When I asked these ladies to describe in one word their feeling after their last putt dropped in the basket they said “Ecstatic,” “Inspiring,” “Fulfillment,” and especially “Gratifying”. And gratifying it is to finally achieve such an amazing feat like a World Championship title, and once you know you can do it, you’ll come back for more. “This has been my first world championship but, definitely not last,” Sai says looking forward to a bright future in the sport. Lynda plans on playing until she can’t talk the courses anymore, but hopefully make it to compete in the Legends division (80+). “I’d love to have the title, ‘Lynda Voss, Legend!’ Who wouldn’t want to say that they were a legend?”
When asked, “Would you recommend playing in a World Championship to other ladies?” They all agreed with a absolute “Yes!” Lynda challenges any woman who plays disc golf in the Senior Grandmasters division to consider coming to a PDGA Amateur World Championship. “Look at my rating, look at my scores. I’m not an exceptional player. I’m sure there are many women out there who would be able to be competitive with me and undoubtedly many others who could beat me soundly.” And while its not all about the competition, Lisa says “We are such a small community, and it gives us all the chance to meet and compare notes, and build our network even stronger.” And Sai admits that playing in the World Championships was “some of the most fun [she’s] had in a tournament!”
Even though Disc Golf is an individual sport, these Champions couldn’t do it without the support of their friends and family. So I asked each to include who has helped them along the way..
Ann Lundberg would like to thank, “my friends Chasmine Wahlberg, Thomas Pettersson, Karin Schröder and Jennie Gozzi for believing in me. I would also like to thank the supporting members of Södertörns FK and Peter Fredriksson for sharing his wisdoms. I would like to thank Emil for accompanying me to Worlds. Finally I would like to thank Ragna Bygde for the inspiration.
Lisa Gallagher would like to thank, “a very long list, but I’d have to say the entire NM, CO, TX Disc Golf communities have been wonderful to me. Without the support from all of the players these states, I’m sure I would never have gotten this far. My co-workers, they have to listen to me talk about DG all day. Most important of all, my daughter, Jes; she has been there every step of the way. As far as companies, Dynamic Discs have really been in our neck of the woods a lot the last two years. The events they hold and sponsor keep DG growing in this area.”
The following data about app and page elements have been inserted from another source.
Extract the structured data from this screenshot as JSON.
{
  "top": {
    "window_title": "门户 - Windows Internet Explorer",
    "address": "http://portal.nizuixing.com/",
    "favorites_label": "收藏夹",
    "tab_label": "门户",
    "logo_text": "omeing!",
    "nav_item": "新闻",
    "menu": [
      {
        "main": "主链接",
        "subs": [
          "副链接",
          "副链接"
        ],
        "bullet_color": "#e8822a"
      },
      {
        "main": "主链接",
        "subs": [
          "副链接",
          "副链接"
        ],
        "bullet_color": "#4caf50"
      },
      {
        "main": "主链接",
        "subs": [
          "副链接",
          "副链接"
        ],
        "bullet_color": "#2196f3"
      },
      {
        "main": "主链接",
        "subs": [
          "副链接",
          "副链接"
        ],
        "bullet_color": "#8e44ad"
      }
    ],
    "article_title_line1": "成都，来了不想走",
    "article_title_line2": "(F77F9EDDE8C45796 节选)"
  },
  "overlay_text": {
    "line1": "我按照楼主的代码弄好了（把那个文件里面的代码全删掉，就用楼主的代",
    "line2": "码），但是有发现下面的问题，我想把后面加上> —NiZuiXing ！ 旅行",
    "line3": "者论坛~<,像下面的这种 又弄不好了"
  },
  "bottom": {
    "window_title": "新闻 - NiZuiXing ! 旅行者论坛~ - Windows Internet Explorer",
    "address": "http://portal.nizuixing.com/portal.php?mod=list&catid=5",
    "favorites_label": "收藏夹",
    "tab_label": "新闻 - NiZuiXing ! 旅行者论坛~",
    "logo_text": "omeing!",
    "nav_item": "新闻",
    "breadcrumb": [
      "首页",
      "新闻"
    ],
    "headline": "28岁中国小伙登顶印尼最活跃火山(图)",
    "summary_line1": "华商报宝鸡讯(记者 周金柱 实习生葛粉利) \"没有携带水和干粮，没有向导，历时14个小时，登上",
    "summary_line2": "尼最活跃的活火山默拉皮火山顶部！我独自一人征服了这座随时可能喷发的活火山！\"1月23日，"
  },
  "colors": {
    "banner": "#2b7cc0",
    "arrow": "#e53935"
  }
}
Sai Ananda would like to thank, “my parents, for all of their help in getting there and my dad, especially, for caddying for me all weekend.”
and last but not least, Lynda Voss would like to thank her family for all their support.
Don’t give up on your dreams, because no matter your age you can be a World Champion, too!
For full results for the 2014 Amatuer World Championships visit: http://www.pdga.com/tour/event/16384Powered by Sidelines